WHAT THIS TASK INVOLVES —
The answer must repeat every record exactly, with no pictures in it.

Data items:
************
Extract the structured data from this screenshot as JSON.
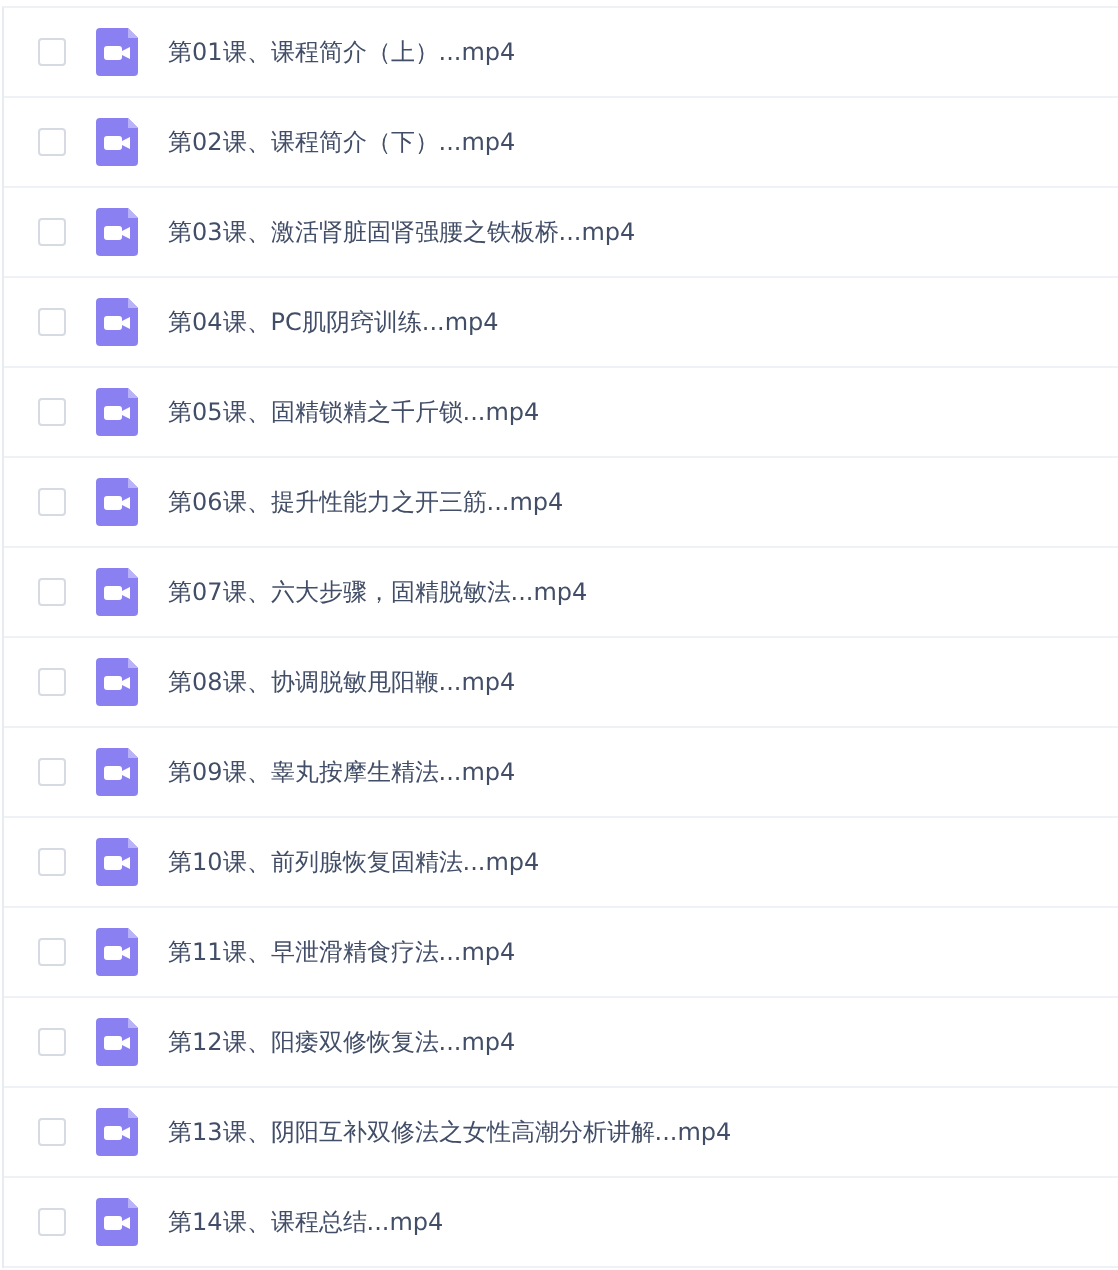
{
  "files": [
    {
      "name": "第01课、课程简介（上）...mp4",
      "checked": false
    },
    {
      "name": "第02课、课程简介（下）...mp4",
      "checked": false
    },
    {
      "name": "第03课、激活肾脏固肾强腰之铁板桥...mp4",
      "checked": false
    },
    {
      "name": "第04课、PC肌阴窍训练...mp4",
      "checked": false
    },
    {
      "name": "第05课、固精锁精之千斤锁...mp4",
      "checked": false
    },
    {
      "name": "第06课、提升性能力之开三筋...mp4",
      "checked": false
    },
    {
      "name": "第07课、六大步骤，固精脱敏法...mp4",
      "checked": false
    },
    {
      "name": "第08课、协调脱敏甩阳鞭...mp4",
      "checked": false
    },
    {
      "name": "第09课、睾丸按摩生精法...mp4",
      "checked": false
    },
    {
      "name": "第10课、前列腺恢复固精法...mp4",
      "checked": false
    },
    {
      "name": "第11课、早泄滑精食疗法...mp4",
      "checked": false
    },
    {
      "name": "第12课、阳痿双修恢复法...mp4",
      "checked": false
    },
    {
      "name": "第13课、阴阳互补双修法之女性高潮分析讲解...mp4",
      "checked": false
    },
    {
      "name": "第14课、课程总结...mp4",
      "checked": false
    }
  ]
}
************
SOLUTION TO THE PROBLEM —
Extract the structured data from this screenshot as JSON.
{
  "files": [
    {
      "name": "第01课、课程简介（上）...mp4",
      "checked": false
    },
    {
      "name": "第02课、课程简介（下）...mp4",
      "checked": false
    },
    {
      "name": "第03课、激活肾脏固肾强腰之铁板桥...mp4",
      "checked": false
    },
    {
      "name": "第04课、PC肌阴窍训练...mp4",
      "checked": false
    },
    {
      "name": "第05课、固精锁精之千斤锁...mp4",
      "checked": false
    },
    {
      "name": "第06课、提升性能力之开三筋...mp4",
      "checked": false
    },
    {
      "name": "第07课、六大步骤，固精脱敏法...mp4",
      "checked": false
    },
    {
      "name": "第08课、协调脱敏甩阳鞭...mp4",
      "checked": false
    },
    {
      "name": "第09课、睾丸按摩生精法...mp4",
      "checked": false
    },
    {
      "name": "第10课、前列腺恢复固精法...mp4",
      "checked": false
    },
    {
      "name": "第11课、早泄滑精食疗法...mp4",
      "checked": false
    },
    {
      "name": "第12课、阳痿双修恢复法...mp4",
      "checked": false
    },
    {
      "name": "第13课、阴阳互补双修法之女性高潮分析讲解...mp4",
      "checked": false
    },
    {
      "name": "第14课、课程总结...mp4",
      "checked": false
    }
  ]
}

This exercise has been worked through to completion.